While the students had produced a smaller piece earlier in the semester, this is their first foray into video journalism. The first time they’d picked up a video camera, launched Final Cut Pro or thought about matched action and sequences.
Which raises a question as an educator: do I share what’s good in the classroom with the outside world? I firmly believe that an education is an on-going thing, that failure is an integral part of that experience, that mistakes teach us as much as successes, maybe more.
I also believe that journalism is a Public Act. That hiding it away in my classroom is a disservice to my students because it takes away that public role, it removes the audience from the experience. We start out the Introduction to Photojournalism course this way with in-class critiques – every image submitted goes up on the big screen and everyone comments on it. It’s how we learn.

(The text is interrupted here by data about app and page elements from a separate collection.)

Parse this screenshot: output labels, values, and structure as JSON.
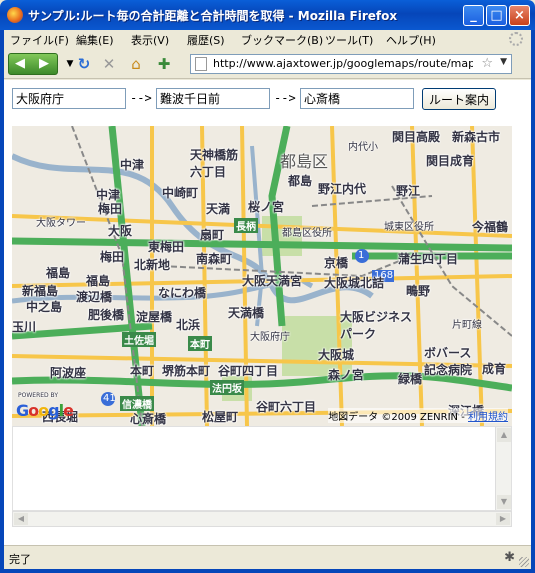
{
  "window": {
    "title": "サンプル:ルート毎の合計距離と合計時間を取得 - Mozilla Firefox",
    "controls": {
      "minimize": "_",
      "maximize": "□",
      "close": "×"
    }
  },
  "menu": [
    "ファイル(F)",
    "編集(E)",
    "表示(V)",
    "履歴(S)",
    "ブックマーク(B)",
    "ツール(T)",
    "ヘルプ(H)"
  ],
  "toolbar": {
    "url": "http://www.ajaxtower.jp/googlemaps/route/map14_1.html",
    "icons": [
      "back-icon",
      "forward-icon",
      "reload-icon",
      "stop-icon",
      "home-icon",
      "addon-icon",
      "star-icon"
    ]
  },
  "route": {
    "from": "大阪府庁",
    "via": "難波千日前",
    "to": "心斎橋",
    "arrow": "-->",
    "button": "ルート案内"
  },
  "map": {
    "labels": {
      "miyakojima_ku": "都島区",
      "tenjinbashi": "天神橋筋六丁目",
      "kannai": "内代小",
      "sekime_kodaka": "関目高殿",
      "shinmori": "新森古市",
      "nakatsu1": "中津",
      "nakazakicho": "中崎町",
      "miyakojima": "都島",
      "noe_uchindai": "野江内代",
      "noe": "野江",
      "sekime_seiiku": "関目成育",
      "nakatsu2": "中津",
      "umeda": "梅田",
      "tenma": "天満",
      "sakuranomiya": "桜ノ宮",
      "osaka_tower": "大阪タワー",
      "osaka": "大阪",
      "higashi_umeda": "東梅田",
      "ogimachi": "扇町",
      "miyakojima_office": "都島区役所",
      "joto_office": "城東区役所",
      "imafuku": "今福鶴",
      "nishi_umeda": "梅田",
      "kitashinchi": "北新地",
      "minamimorimachi": "南森町",
      "kyobashi": "京橋",
      "gamo": "蒲生四丁目",
      "fukushima": "福島",
      "fukushima2": "福島",
      "osaka_tenmangu": "大阪天満宮",
      "osakajo_kitazume": "大阪城北詰",
      "shinfukushima": "新福島",
      "watanabebashi": "渡辺橋",
      "naniwabashi": "なにわ橋",
      "temmabashi": "天満橋",
      "shigino": "鴫野",
      "nakanoshima": "中之島",
      "higobashi": "肥後橋",
      "yodoyabashi": "淀屋橋",
      "kitahama": "北浜",
      "osaka_fucho": "大阪府庁",
      "obp": "大阪ビジネスパーク",
      "tamagawa": "玉川",
      "tosabori": "土佐堀",
      "honmachi_road": "本町",
      "katamachi": "片町線",
      "osakajo": "大阪城",
      "hoshiden": "ボバース記念病院",
      "awaza": "阿波座",
      "honmachi": "本町",
      "sakaisuji_honmachi": "堺筋本町",
      "tanimachi4": "谷町四丁目",
      "morinomiya": "森ノ宮",
      "midoribashi": "緑橋",
      "seiiku": "成育",
      "hoenzaka": "法円坂",
      "shinanobashi": "信濃橋",
      "nishinagahori": "西長堀",
      "shinsaibashi": "心斎橋",
      "matsuyamachi": "松屋町",
      "tanimachi6": "谷町六丁目",
      "fukaebashi": "深江橋",
      "choei": "長柄",
      "route_1": "1",
      "route_168": "168",
      "route_41": "41",
      "jinkan": "福島"
    },
    "attribution": "地図データ ©2009 ZENRIN -",
    "terms": "利用規約",
    "logo": "Google",
    "powered_by": "POWERED BY"
  },
  "status": {
    "text": "完了"
  },
  "colors": {
    "titlebar": "#0646b9",
    "highway": "#4cae5a",
    "major_road": "#f7c64a",
    "water": "#99b3cc",
    "park": "#c8dfa8",
    "rail": "#888888"
  }
}
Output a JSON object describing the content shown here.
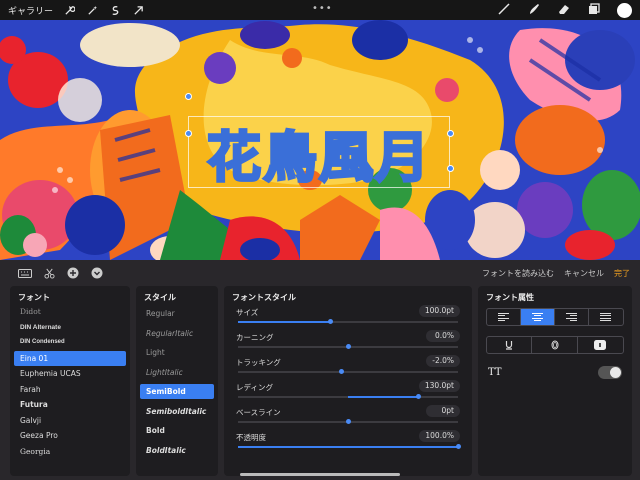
{
  "topbar": {
    "gallery_label": "ギャラリー",
    "more": "•••"
  },
  "canvas": {
    "title_text": "花鳥風月"
  },
  "panel": {
    "import_font": "フォントを読み込む",
    "cancel": "キャンセル",
    "done": "完了"
  },
  "fonts": {
    "header": "フォント",
    "items": [
      "Didot",
      "DIN Alternate",
      "DIN Condensed",
      "Eina 01",
      "Euphemia UCAS",
      "Farah",
      "Futura",
      "Galvji",
      "Geeza Pro",
      "Georgia"
    ],
    "selected": "Eina 01"
  },
  "styles": {
    "header": "スタイル",
    "items": [
      "Regular",
      "RegularItalic",
      "Light",
      "LightItalic",
      "SemiBold",
      "SemiboldItalic",
      "Bold",
      "BoldItalic"
    ],
    "selected": "SemiBold"
  },
  "font_style": {
    "header": "フォントスタイル",
    "sliders": [
      {
        "label": "サイズ",
        "value": "100.0pt",
        "position": 0.42
      },
      {
        "label": "カーニング",
        "value": "0.0%",
        "position": 0.5
      },
      {
        "label": "トラッキング",
        "value": "-2.0%",
        "position": 0.47
      },
      {
        "label": "レディング",
        "value": "130.0pt",
        "position": 0.82
      },
      {
        "label": "ベースライン",
        "value": "0pt",
        "position": 0.5
      },
      {
        "label": "不透明度",
        "value": "100.0%",
        "position": 1.0
      }
    ]
  },
  "font_attributes": {
    "header": "フォント属性",
    "alignment_selected": "center",
    "tt_label": "TT",
    "all_caps_enabled": false
  },
  "colors": {
    "accent": "#3a7ff2",
    "done": "#f0a020"
  }
}
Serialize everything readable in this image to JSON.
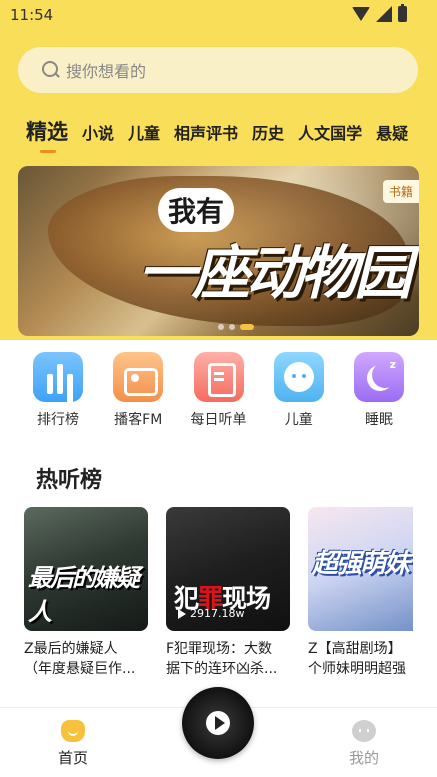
{
  "status_bar": {
    "time": "11:54"
  },
  "search": {
    "placeholder": "搜你想看的"
  },
  "tabs": [
    {
      "label": "精选",
      "active": true
    },
    {
      "label": "小说"
    },
    {
      "label": "儿童"
    },
    {
      "label": "相声评书"
    },
    {
      "label": "历史"
    },
    {
      "label": "人文国学"
    },
    {
      "label": "悬疑"
    }
  ],
  "banner": {
    "title_line1": "我有",
    "title_line2": "一座动物园",
    "tag": "书籍",
    "dots_count": 3,
    "active_dot": 2
  },
  "quick_nav": [
    {
      "label": "排行榜",
      "icon": "ranking-icon"
    },
    {
      "label": "播客FM",
      "icon": "radio-icon"
    },
    {
      "label": "每日听单",
      "icon": "daily-list-icon"
    },
    {
      "label": "儿童",
      "icon": "kid-face-icon"
    },
    {
      "label": "睡眠",
      "icon": "moon-icon"
    }
  ],
  "hot_section": {
    "title": "热听榜",
    "items": [
      {
        "cover_text": "最后的嫌疑人",
        "title_line1": "Z最后的嫌疑人",
        "title_line2": "（年度悬疑巨作..."
      },
      {
        "cover_text_a": "犯",
        "cover_text_b": "罪",
        "cover_text_c": "现场",
        "plays": "2917.18w",
        "title_line1": "F犯罪现场：大数",
        "title_line2": "据下的连环凶杀..."
      },
      {
        "cover_text": "超强萌妹",
        "title_line1": "Z【高甜剧场】",
        "title_line2": "个师妹明明超强"
      }
    ]
  },
  "bottom_nav": {
    "home_label": "首页",
    "me_label": "我的"
  },
  "colors": {
    "header_yellow": "#f8de59",
    "accent_orange": "#f08a24"
  }
}
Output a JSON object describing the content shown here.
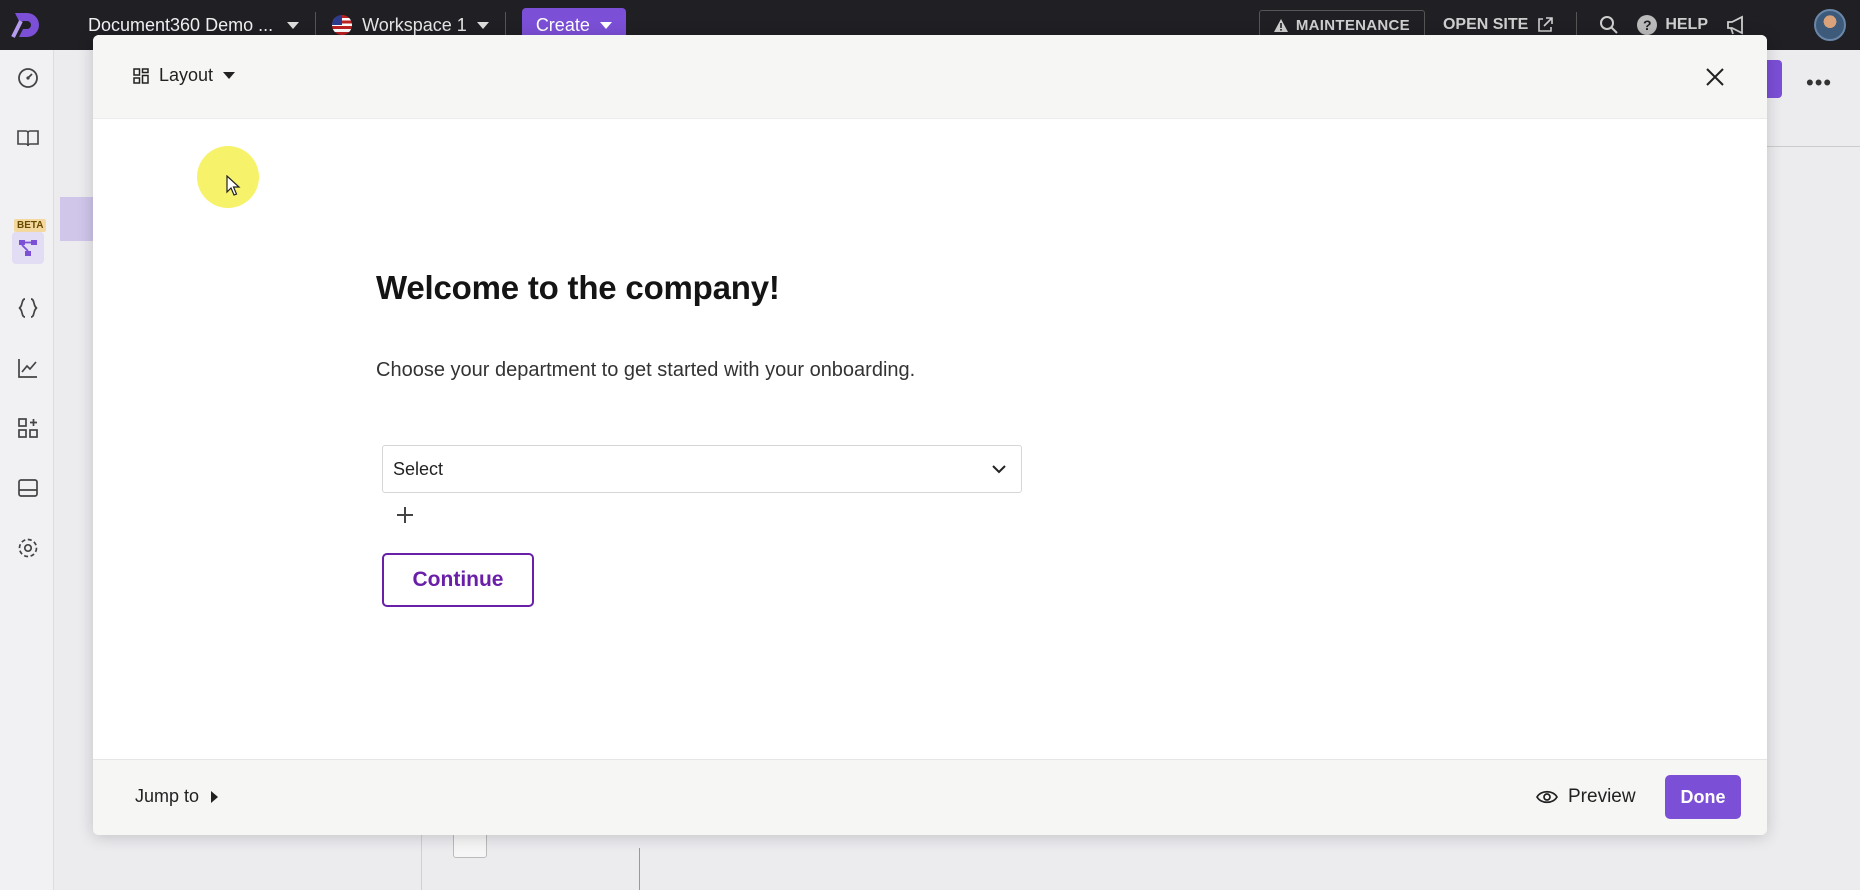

There is no right way to commit journalism. Some of these pieces I’m really impressed by, but maybe you like ones that I think needed a little more effort. Find yourself an hour and a good wifi connection and take a look. Leave a comment there or here, I’m interested to hear what you have to say.